* Data for the task *
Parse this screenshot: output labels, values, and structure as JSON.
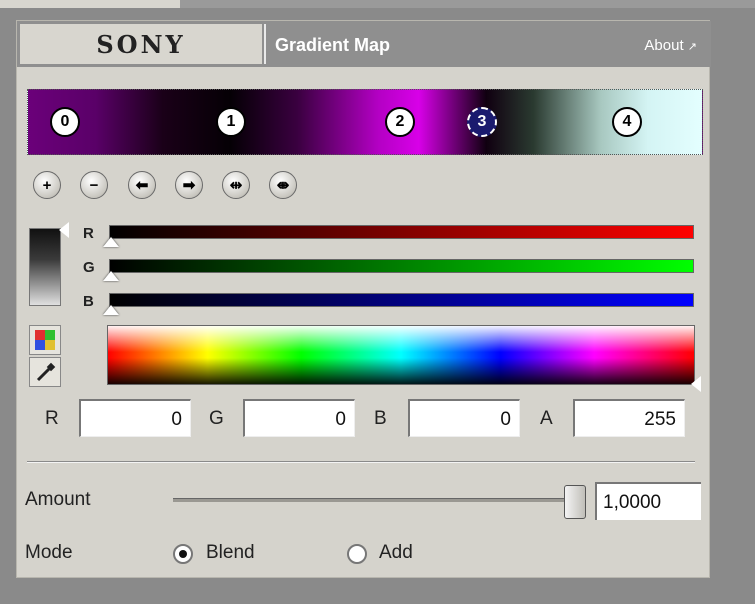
{
  "header": {
    "brand": "SONY",
    "title": "Gradient Map",
    "about": "About"
  },
  "gradient": {
    "stops": [
      "0",
      "1",
      "2",
      "3",
      "4"
    ],
    "selected_stop": "3"
  },
  "toolbar": {
    "buttons": [
      {
        "name": "add-stop-icon",
        "glyph": "+"
      },
      {
        "name": "remove-stop-icon",
        "glyph": "−"
      },
      {
        "name": "move-stop-left-icon",
        "glyph": "⬅"
      },
      {
        "name": "move-stop-right-icon",
        "glyph": "➡"
      },
      {
        "name": "distribute-icon",
        "glyph": "⇹"
      },
      {
        "name": "distribute-evenly-icon",
        "glyph": "⇼"
      }
    ]
  },
  "channels": {
    "r_label": "R",
    "g_label": "G",
    "b_label": "B"
  },
  "fields": {
    "r_label": "R",
    "r_value": "0",
    "g_label": "G",
    "g_value": "0",
    "b_label": "B",
    "b_value": "0",
    "a_label": "A",
    "a_value": "255"
  },
  "amount": {
    "label": "Amount",
    "value": "1,0000",
    "level": 1.0
  },
  "mode": {
    "label": "Mode",
    "options": [
      "Blend",
      "Add"
    ],
    "selected": "Blend"
  }
}
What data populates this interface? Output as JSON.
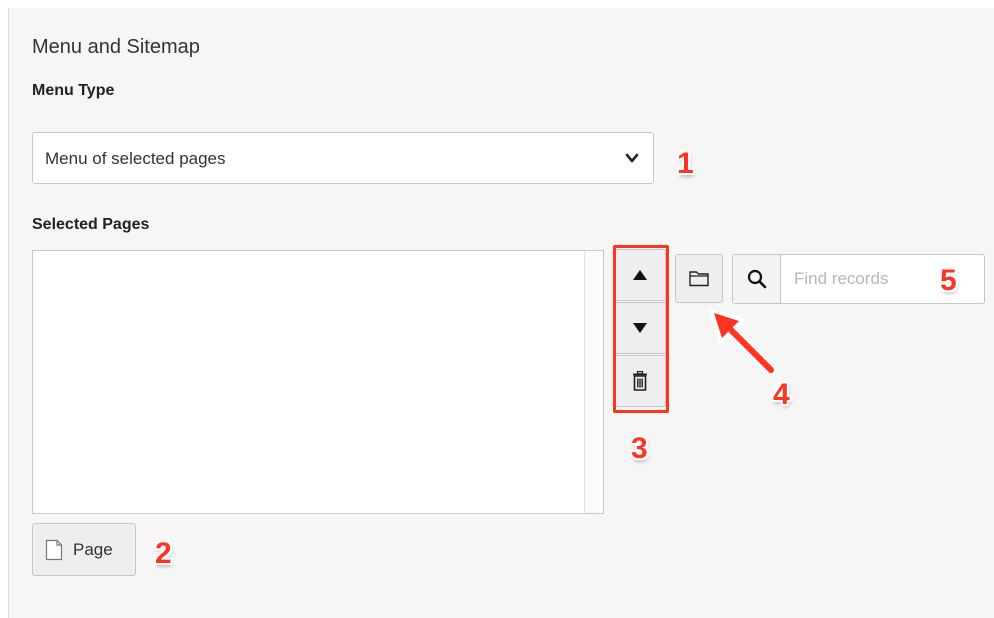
{
  "section": {
    "title": "Menu and Sitemap"
  },
  "menu_type": {
    "label": "Menu Type",
    "selected_value": "Menu of selected pages"
  },
  "selected_pages": {
    "label": "Selected Pages",
    "items": []
  },
  "buttons": {
    "page_label": "Page",
    "move_up_icon": "triangle-up-icon",
    "move_down_icon": "triangle-down-icon",
    "delete_icon": "trash-icon",
    "browse_icon": "folder-icon",
    "search_icon": "magnifier-icon"
  },
  "search": {
    "placeholder": "Find records",
    "value": ""
  },
  "callouts": {
    "one": "1",
    "two": "2",
    "three": "3",
    "four": "4",
    "five": "5"
  },
  "colors": {
    "callout_red": "#ff3320",
    "panel_background": "#f6f6f6",
    "button_background": "#eeeeee"
  }
}
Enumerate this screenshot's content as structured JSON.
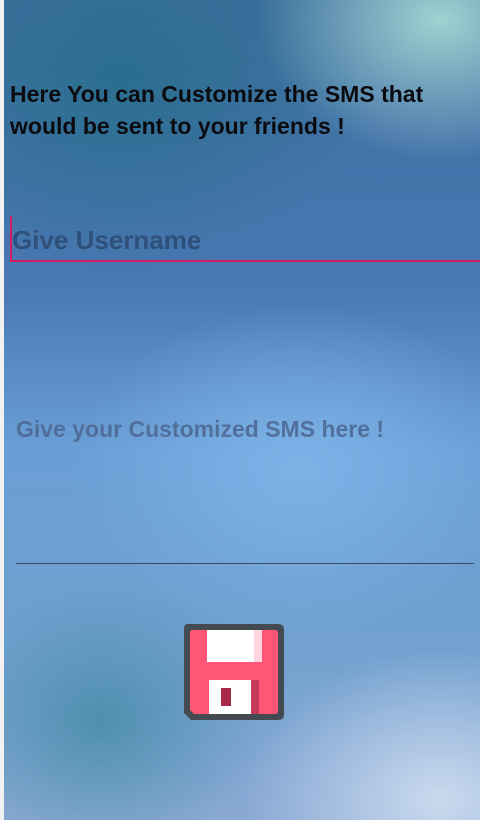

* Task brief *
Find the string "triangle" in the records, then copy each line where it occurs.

* Answer to this problem *
    "move_up_icon": "triangle-up-icon",
    "move_down_icon": "triangle-down-icon",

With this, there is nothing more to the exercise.